Yes, I think that's correct. He is using a crude method of estimating the energy (not the uncertainty in energy) and he's assuming that the magnitude of the momentum must have a value that is at least of the order of the uncertainty in momentum. "Hand waving" at its best.

I don't think this is valid. In general, you cannot assume that the uncertainty in p2 can be approximated by the square of the uncertainty in p. For example, it's possible for there to be a nonzero uncertainty in p but zero uncertainty in p2. So, you cannot estimate the uncertainty in energy (which depends on p2) by using the uncertainty in p.

Here's a classical example. Suppose a marble of mass m is bouncing elastically back and forth in 1D inside a box and the marble has a definite speed v. You are not allowed to look in the box. What would you specify as the uncertainty in your knowledge of the momentum? Crudely, it would be 2mv because sometimes the marble is moving to the right with positive momentum p = +mv and sometimes it is moving to the left with negative momentum p = -mv. So, Δp ≈ 2mv. But what would be your uncertainty in the square of the momentum? Well, p2 of the marble always has (except at the instants of collision) a definite value p2 = m2v2. So, there is no uncertainty in p2 (or the energy) even though there is uncertainty in p.

Last edited: Jul 29, 2013
13. Jul 29, 2013

### 71GA

I am sorry i misstyped. It should be:
\begin{align}
\frac{\Delta p^2}{p^2} = \sqrt{\left(\frac{\Delta p}{p}\right)^2 + \left(\frac{\Delta p}{p}\right)^2 } = \sqrt{2}\frac{\Delta p}{p} \longrightarrow \Delta p^2 = \sqrt{2}\frac{\Delta p}{p} p^2 = \sqrt{2}\Delta p \cdot \underbrace{p}_{\rlap{\text{unfortunately unknown}}}
\end{align}
I got this equation from this manual for calculating uncertainties. I think that equation is correct but i can't use it in this case.
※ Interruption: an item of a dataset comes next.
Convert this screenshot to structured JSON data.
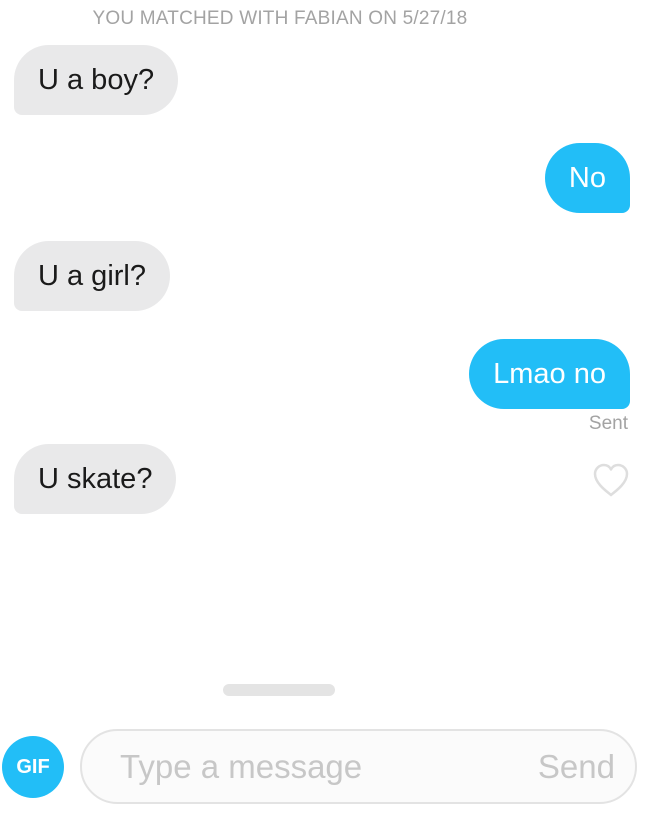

Now i understand why the professor does what he does to calculate an estimate of energy (which is not an estimate of energy uncertainty). Thank you.

14. Jul 29, 2013

### Staff: Mentor

Check again how to handle powers of the same variable.

Anyway, this formula would require small relative deviations, something you do not have.

15. Jul 29, 2013

### 71GA

Thank you for this note!

I remembered i had to ask 1 more thing. If i assume that use $\Delta p$ is of the same order than $p$ and use it in an equation instead of $p$ to calculate estimate for energy $E$, do i have to change the sign $"="$ to $"\geq"$ like this:

\begin{align}
E^2 &\geq p^2c^2 + {E_{0p}}^2\\
(E_k + E_{0p})^2 &\geq \Delta p^2c^2 + {E_{0p}}^2\\
E_k &\geq \sqrt{\Delta p^2c^2 + {E_{0p}}^2} - E_{0p}\\
E_k &\geq 51.1keV
\end{align}